The army tank, coming at ya!

Cease Fire!, being a terminally G-rated realization of an R-rated subject matter (note: MPAA ratings were a good decade away from existing at this point), the artifice of the glaringly sanitized soldier-speak can’t help but prove unintentionally amusing to today’s eyes and ears.  (An example of the supposed witty banter of Lt. Thompson’s hero brigade: “We’ve been walking a long time, but don’t seem to be getting anywhere!”). The sheer Eisenhower-ness of it is all but insurmountable.

Cease Fire! joins Kino Lorber’s existing stable of films rescued from obscurity in conjunction with the 3-D Film Archive.  This diverse bunch of forgotten titles include 1960’s September Storm and 1953’s Those Redheads from Seattle.  Whether or not these particular titles truly warrant the resources put forth for these restorations is another matter; for now, film buffs and war film aficionadros can be as happy as the vintage 3-D devotees that Cease Fire! has been recovered.

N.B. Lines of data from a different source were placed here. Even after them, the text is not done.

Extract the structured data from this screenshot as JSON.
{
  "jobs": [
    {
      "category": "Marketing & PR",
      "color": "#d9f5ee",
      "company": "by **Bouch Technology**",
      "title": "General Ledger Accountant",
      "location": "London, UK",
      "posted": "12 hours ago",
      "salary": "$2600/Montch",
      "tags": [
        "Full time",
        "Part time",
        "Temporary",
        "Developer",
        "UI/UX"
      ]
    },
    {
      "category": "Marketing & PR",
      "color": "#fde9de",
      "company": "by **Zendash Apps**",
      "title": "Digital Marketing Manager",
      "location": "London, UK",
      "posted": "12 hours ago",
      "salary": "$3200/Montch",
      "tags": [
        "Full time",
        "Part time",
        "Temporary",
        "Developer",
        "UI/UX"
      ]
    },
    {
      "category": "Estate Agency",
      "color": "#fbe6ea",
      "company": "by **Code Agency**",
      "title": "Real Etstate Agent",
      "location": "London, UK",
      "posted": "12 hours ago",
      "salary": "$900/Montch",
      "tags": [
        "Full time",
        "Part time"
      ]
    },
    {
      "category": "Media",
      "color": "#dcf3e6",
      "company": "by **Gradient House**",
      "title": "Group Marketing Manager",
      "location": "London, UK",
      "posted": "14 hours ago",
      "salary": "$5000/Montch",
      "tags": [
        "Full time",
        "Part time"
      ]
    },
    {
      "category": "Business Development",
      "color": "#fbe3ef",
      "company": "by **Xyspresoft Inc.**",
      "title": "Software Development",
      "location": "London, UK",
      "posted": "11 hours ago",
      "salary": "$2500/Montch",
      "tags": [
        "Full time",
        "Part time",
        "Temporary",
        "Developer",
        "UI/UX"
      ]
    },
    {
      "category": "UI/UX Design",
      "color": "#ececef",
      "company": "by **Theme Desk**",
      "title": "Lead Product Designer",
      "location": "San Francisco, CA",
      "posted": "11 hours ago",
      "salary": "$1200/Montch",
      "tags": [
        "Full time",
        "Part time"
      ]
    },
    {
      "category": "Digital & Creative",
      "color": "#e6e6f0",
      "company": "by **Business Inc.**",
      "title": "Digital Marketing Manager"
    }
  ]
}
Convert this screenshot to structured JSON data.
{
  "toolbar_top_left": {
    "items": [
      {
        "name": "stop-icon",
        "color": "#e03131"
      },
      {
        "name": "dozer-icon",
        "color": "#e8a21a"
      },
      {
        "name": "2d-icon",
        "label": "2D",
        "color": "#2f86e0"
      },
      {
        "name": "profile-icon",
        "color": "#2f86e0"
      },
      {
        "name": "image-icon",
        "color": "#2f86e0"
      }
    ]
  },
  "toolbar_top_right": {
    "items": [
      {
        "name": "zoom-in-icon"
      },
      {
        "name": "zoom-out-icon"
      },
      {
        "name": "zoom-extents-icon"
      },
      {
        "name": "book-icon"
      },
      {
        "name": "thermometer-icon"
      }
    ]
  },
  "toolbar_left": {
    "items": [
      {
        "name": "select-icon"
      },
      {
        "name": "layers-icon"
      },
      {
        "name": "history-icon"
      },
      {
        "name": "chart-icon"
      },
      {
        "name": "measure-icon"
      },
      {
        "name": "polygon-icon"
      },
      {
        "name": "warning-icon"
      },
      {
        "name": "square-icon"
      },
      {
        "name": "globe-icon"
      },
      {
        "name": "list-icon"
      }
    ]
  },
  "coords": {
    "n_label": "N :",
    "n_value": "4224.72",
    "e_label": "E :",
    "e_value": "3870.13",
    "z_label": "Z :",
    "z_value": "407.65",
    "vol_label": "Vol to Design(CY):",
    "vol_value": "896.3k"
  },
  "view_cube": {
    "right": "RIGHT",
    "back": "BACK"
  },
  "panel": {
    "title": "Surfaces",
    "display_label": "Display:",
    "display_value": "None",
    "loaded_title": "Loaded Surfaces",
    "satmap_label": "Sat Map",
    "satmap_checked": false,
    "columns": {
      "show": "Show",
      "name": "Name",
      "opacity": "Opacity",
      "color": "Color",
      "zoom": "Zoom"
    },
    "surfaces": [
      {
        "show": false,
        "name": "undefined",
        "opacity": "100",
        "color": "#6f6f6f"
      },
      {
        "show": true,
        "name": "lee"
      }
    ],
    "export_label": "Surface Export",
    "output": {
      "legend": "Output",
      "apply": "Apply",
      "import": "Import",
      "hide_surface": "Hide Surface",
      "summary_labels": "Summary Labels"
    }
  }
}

The Blu-Ray itself lacks a certain level of quality control, witnessed in a needless slideshow of stills and lobby cards which play out over the vintage radio ad for the film.  The whole way through, the 3-D Film archive’s logo is awkwardly particularly cropped off screen.  In the film proper as seen here, there’s at least one glaring audio dropout.  The perpetual military march music, courtesy of composer Dimitri Tiomkin, sounds good enough to be stuck in one’s head for hours afterward.

The listed extras are a bit misleading, as the “In-depth look at Cease Fire!” feature turns out to be nothing but a referral to an essay on the 3-D Film Archives website.  It is indeed in-depth, but it’s no blu-ray extra.  What we do get is an alternate 3-D version of “An important message from General Mark W. Clark, former Commander-in-Chief, United Nation Forces in the Far East”, the film’s  over two and a half minute opening sequence.  Yes, the first thing viewers of Cease Fire! get is a long, locked-down single shot of a buttoned up military guy at a desk addressing the camera in regard to why the rest of the movie is the way it is, any why they made it in the first place.  It is as exciting as it sounds, but also the authentic way for this film to start.



The images in this review are not representative of the actual Blu-ray’s image quality and are included only to represent the film itself.